EXERCISE BRIEF → Check every line of the data below for the word "props" and say how many have it, without further comment.
* * *
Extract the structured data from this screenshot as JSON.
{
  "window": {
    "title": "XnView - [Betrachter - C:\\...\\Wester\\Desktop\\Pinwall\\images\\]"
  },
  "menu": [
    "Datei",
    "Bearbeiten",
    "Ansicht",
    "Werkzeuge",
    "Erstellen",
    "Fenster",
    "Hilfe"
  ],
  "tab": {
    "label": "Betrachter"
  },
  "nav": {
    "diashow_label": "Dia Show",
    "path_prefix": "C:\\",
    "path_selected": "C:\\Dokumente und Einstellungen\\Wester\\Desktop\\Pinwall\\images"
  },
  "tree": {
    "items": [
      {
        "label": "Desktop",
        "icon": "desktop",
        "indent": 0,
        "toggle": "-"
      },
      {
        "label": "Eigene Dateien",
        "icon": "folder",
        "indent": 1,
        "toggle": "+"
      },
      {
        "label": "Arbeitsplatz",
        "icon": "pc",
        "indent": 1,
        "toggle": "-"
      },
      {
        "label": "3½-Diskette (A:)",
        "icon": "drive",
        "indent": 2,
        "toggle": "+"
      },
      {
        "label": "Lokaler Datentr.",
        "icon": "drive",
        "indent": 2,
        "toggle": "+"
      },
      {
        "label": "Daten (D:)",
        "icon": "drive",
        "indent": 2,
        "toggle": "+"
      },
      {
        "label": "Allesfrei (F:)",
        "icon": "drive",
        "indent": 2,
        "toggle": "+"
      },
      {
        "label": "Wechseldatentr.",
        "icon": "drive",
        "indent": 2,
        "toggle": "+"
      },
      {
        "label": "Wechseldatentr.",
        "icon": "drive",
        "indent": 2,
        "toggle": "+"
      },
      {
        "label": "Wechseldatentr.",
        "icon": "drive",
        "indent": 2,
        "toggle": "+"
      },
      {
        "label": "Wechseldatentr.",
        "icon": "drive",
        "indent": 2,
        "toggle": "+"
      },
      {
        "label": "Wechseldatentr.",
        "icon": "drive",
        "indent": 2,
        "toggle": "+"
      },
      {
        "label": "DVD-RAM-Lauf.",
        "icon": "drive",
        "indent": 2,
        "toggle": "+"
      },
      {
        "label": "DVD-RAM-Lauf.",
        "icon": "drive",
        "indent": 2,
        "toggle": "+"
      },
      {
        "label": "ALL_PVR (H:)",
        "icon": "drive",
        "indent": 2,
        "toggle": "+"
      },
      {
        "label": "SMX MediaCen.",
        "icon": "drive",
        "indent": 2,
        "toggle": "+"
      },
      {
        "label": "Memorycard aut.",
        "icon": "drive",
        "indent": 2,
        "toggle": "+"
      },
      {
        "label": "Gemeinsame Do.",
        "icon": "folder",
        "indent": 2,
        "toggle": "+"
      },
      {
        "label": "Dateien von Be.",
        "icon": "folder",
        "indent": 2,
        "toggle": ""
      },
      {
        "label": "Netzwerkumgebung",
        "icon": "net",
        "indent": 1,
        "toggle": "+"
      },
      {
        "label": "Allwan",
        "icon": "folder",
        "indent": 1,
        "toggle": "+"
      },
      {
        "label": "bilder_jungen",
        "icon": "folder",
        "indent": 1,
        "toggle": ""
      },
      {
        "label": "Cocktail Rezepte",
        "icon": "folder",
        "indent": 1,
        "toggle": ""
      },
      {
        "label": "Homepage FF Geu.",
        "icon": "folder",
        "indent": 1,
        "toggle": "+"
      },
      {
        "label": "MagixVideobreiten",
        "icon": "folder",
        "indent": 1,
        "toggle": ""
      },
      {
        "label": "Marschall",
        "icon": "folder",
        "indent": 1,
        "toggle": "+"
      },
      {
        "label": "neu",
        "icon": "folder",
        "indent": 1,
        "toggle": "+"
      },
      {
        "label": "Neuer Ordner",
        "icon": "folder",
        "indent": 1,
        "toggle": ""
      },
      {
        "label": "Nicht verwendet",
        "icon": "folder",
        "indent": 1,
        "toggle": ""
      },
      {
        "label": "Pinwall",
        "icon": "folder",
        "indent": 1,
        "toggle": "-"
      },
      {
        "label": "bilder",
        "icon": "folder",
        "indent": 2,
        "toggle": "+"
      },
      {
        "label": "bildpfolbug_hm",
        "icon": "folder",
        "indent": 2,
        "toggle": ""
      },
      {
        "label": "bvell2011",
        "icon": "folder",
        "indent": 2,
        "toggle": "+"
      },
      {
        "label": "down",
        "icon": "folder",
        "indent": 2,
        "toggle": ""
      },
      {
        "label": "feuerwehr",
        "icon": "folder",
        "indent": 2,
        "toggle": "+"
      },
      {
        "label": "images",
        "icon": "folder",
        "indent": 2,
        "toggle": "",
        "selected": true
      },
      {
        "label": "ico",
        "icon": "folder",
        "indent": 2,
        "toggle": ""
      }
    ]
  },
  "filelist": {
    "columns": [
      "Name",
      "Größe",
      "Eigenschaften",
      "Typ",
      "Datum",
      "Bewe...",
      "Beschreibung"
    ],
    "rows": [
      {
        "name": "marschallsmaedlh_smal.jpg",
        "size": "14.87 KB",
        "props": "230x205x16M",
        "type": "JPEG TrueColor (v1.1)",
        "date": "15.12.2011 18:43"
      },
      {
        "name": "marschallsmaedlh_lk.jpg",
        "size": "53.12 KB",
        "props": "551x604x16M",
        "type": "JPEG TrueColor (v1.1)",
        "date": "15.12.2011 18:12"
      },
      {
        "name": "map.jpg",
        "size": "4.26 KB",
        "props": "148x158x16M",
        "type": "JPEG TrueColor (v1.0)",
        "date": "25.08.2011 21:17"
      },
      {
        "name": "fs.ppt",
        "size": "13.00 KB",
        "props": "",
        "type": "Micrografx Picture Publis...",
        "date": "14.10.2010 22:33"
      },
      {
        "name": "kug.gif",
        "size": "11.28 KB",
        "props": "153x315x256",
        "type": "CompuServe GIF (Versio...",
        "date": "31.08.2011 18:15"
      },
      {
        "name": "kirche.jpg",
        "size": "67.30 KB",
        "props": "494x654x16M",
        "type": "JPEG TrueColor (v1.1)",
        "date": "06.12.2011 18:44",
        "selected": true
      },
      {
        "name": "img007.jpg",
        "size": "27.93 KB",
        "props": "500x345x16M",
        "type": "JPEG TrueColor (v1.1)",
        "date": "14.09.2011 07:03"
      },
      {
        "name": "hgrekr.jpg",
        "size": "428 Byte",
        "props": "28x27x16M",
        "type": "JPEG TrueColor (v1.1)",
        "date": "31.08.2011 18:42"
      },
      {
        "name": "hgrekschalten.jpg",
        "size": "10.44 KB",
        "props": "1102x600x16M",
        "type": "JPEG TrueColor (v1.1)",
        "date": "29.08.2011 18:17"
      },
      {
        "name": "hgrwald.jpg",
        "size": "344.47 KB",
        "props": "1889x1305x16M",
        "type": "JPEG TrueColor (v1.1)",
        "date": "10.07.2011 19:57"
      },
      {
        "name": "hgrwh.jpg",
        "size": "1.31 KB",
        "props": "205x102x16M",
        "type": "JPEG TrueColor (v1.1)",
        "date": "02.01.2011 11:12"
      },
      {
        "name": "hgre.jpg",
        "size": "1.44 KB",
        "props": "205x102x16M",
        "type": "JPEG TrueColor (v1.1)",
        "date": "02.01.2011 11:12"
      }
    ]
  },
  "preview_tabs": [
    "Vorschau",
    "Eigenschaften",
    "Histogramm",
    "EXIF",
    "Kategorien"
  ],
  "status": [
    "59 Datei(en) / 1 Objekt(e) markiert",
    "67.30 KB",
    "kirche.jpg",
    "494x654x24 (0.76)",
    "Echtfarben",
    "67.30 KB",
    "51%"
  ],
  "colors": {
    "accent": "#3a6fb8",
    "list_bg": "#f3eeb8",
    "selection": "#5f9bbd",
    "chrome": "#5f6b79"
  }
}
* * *
ANSWER TO THE EXERCISE → 12